Courtroom method ‘not person-friendly’ for self-representation
Leona Harvie, from Aurora, Ont., wishes she could have turned to a paralegal for aid navigating the technique in 2015, when she begun self-representing just after she could no for a longer time find the money for a attorney for her divorce.
“There was a great deal of demo and error, a ton of pricey errors,” she explained. “Our court procedure is not user-helpful and is not extremely available to the typical general public, who are the quite taxpayers who fund the method — so that’s a trouble.”
Harvie suggests she, like numerous center-course Canadians, fell into a gap in the system the place she manufactured far too considerably revenue to qualify for lawful aid but was “fiscally exhausted” by lawyer’s fees.
The number of folks self-representing in loved ones courtroom has been on the increase considering that at minimum 2014, according to Data Canada. In the 2019-2020 fiscal year, 58 per cent of litigants in family court have been self-represented across the state, and gurus say that variety is nearer to 80 per cent in city centres like Toronto.
“Household regulation is the place in which we see the biggest tension on the process,” reported Julie Macfarlane, a legislation professor emerita at the University of Windsor.
Macfarlane established the Countrywide Self-Represented Litigants Undertaking in 2013, right after her investigate showed most people who surface in courtroom devoid of a attorney can not pay for one particular, or have operate out of dollars to proceed paying out a lawyer.
“We need alter now,” she explained. “The window that is currently being opened below is considerably way too slender, and also isn’t going to reflect what has been explained in preceding studies about the level of paralegal expertise and abilities.”
Macfarlane’s largest criticism considerations the restrictions place on paralegals for divorces.
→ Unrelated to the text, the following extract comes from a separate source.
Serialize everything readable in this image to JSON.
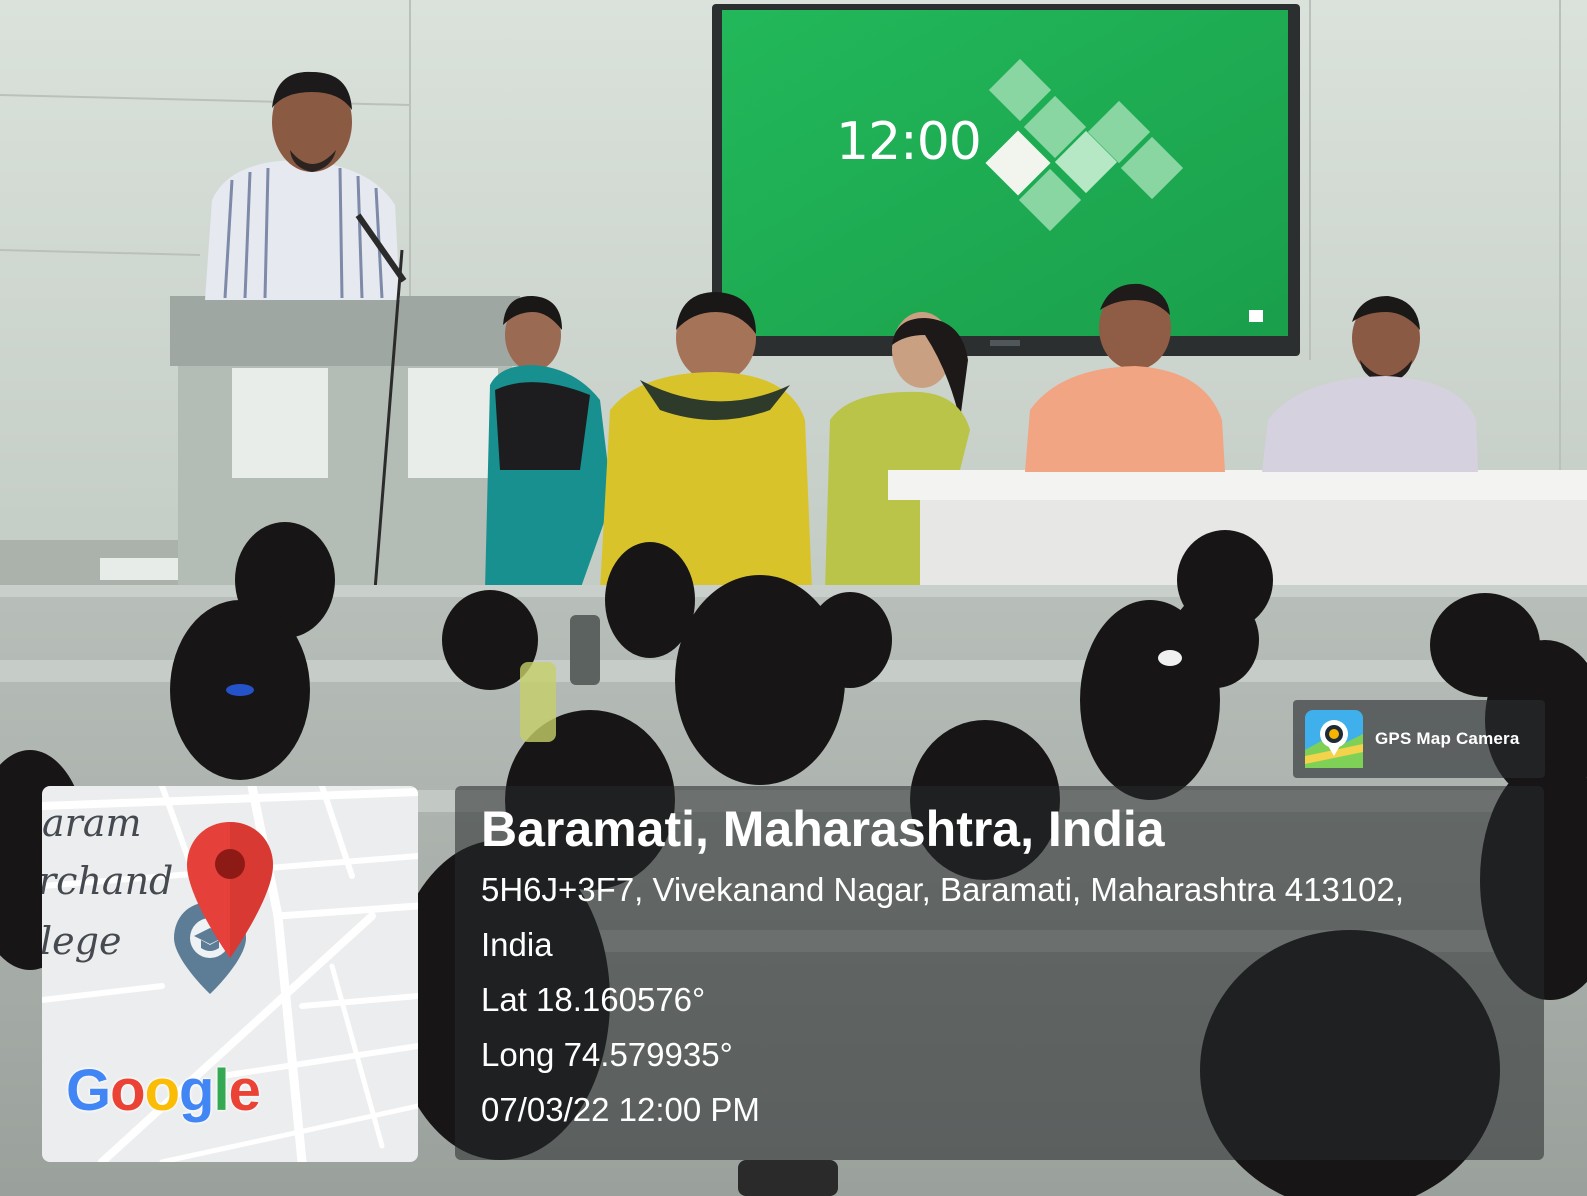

“There is no foundation on which [paralegals] can practise in any variety of a contested divorce listed here,” claimed Macfarlane. “I assume that that just regulations out much as well many situations.”
Judiciary on board, relatives lawyers opposed
The narrower focus does get the job done for the judiciary, which would make it possible for paralegals to show up in court on motions to change little one guidance where by a person’s money is less than $150,000 (and determined by their employer) and to reply to proceedings to enforce assist payments as a result of this licence.
In a letter to the LSO, Chief Justice Geoffrey Morawetz of the Outstanding Court of Justice and Chief Justice Lise Maisonneuve of the Ontario Courtroom of Justice stated the licence “will boost obtain to justice and serve the wants of vulnerable loved ones legislation shoppers.”
The Household Lawyers Affiliation told CBC Toronto in a statement that it does not endorse the licence, but will request to be consulted on implementation if it is really approved.
When requested why the affiliation doesn’t support this proposal, the FLA pointed to its previous submissions opposing the broader licence.
In those, the FLA argued the licence will not enhance access to justice because many family attorneys supply equivalent rates to paralegals that decreased-profits spouse and children cases are not considerably less complicated and that the proposed schooling is just not adequate to obtain the lawful skills necessary to safeguard the passions of customers.
Lomazzo disagreed, and said she had hoped her fellow members of the LSO’s board of administrators would vote in favour of the new licence.
“It shouldn’t be about what paralegals or legal professionals want,” she stated. “It’s about entry to justice for the people of Ontario.”